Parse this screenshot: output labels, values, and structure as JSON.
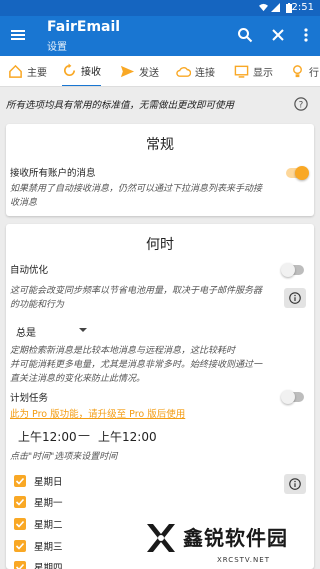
{
  "status_bar": {
    "time": "2:51"
  },
  "app_bar": {
    "title": "FairEmail",
    "subtitle": "设置"
  },
  "tabs": [
    {
      "label": "主要",
      "icon": "home-icon"
    },
    {
      "label": "接收",
      "icon": "sync-icon",
      "active": true
    },
    {
      "label": "发送",
      "icon": "send-icon"
    },
    {
      "label": "连接",
      "icon": "cloud-icon"
    },
    {
      "label": "显示",
      "icon": "monitor-icon"
    },
    {
      "label": "行",
      "icon": "bulb-icon"
    }
  ],
  "intro": "所有选项均具有常用的标准值，无需做出更改即可使用",
  "general": {
    "title": "常规",
    "enabled_label": "接收所有账户的消息",
    "enabled_on": true,
    "note": [
      "如果禁用了自动接收消息，仍然可以通过下拉消息列表来手动接",
      "收消息"
    ]
  },
  "when": {
    "title": "何时",
    "optimize_label": "自动优化",
    "optimize_on": false,
    "optimize_note": [
      "这可能会改变同步频率以节省电池用量，取决于电子邮件服务器",
      "的功能和行为"
    ],
    "poll_value": "总是",
    "poll_note": [
      "定期检索新消息是比较本地消息与远程消息，这比较耗时",
      "并可能消耗更多电量，尤其是消息非常多时。始终接收则通过一",
      "直关注消息的变化来防止此情况。"
    ],
    "schedule_label": "计划任务",
    "schedule_on": false,
    "pro_link": "此为 Pro 版功能，请升级至 Pro 版后使用",
    "time_start": "上午12:00",
    "time_sep": "—",
    "time_end": "上午12:00",
    "time_hint": "点击\"时间\"选项来设置时间",
    "days": [
      "星期日",
      "星期一",
      "星期二",
      "星期三",
      "星期四"
    ]
  },
  "watermark": {
    "text": "鑫锐软件园",
    "url": "XRCSTV.NET"
  },
  "colors": {
    "primary": "#1976d2",
    "status": "#1565c0",
    "accent": "#f9a825",
    "link": "#f39c12"
  }
}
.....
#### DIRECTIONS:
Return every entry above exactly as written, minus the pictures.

#### SOLUTION:
Parse this screenshot: output labels, values, and structure as JSON.
{
  "status_bar": {
    "time": "2:51"
  },
  "app_bar": {
    "title": "FairEmail",
    "subtitle": "设置"
  },
  "tabs": [
    {
      "label": "主要",
      "icon": "home-icon"
    },
    {
      "label": "接收",
      "icon": "sync-icon",
      "active": true
    },
    {
      "label": "发送",
      "icon": "send-icon"
    },
    {
      "label": "连接",
      "icon": "cloud-icon"
    },
    {
      "label": "显示",
      "icon": "monitor-icon"
    },
    {
      "label": "行",
      "icon": "bulb-icon"
    }
  ],
  "intro": "所有选项均具有常用的标准值，无需做出更改即可使用",
  "general": {
    "title": "常规",
    "enabled_label": "接收所有账户的消息",
    "enabled_on": true,
    "note": [
      "如果禁用了自动接收消息，仍然可以通过下拉消息列表来手动接",
      "收消息"
    ]
  },
  "when": {
    "title": "何时",
    "optimize_label": "自动优化",
    "optimize_on": false,
    "optimize_note": [
      "这可能会改变同步频率以节省电池用量，取决于电子邮件服务器",
      "的功能和行为"
    ],
    "poll_value": "总是",
    "poll_note": [
      "定期检索新消息是比较本地消息与远程消息，这比较耗时",
      "并可能消耗更多电量，尤其是消息非常多时。始终接收则通过一",
      "直关注消息的变化来防止此情况。"
    ],
    "schedule_label": "计划任务",
    "schedule_on": false,
    "pro_link": "此为 Pro 版功能，请升级至 Pro 版后使用",
    "time_start": "上午12:00",
    "time_sep": "—",
    "time_end": "上午12:00",
    "time_hint": "点击\"时间\"选项来设置时间",
    "days": [
      "星期日",
      "星期一",
      "星期二",
      "星期三",
      "星期四"
    ]
  },
  "watermark": {
    "text": "鑫锐软件园",
    "url": "XRCSTV.NET"
  },
  "colors": {
    "primary": "#1976d2",
    "status": "#1565c0",
    "accent": "#f9a825",
    "link": "#f39c12"
  }
}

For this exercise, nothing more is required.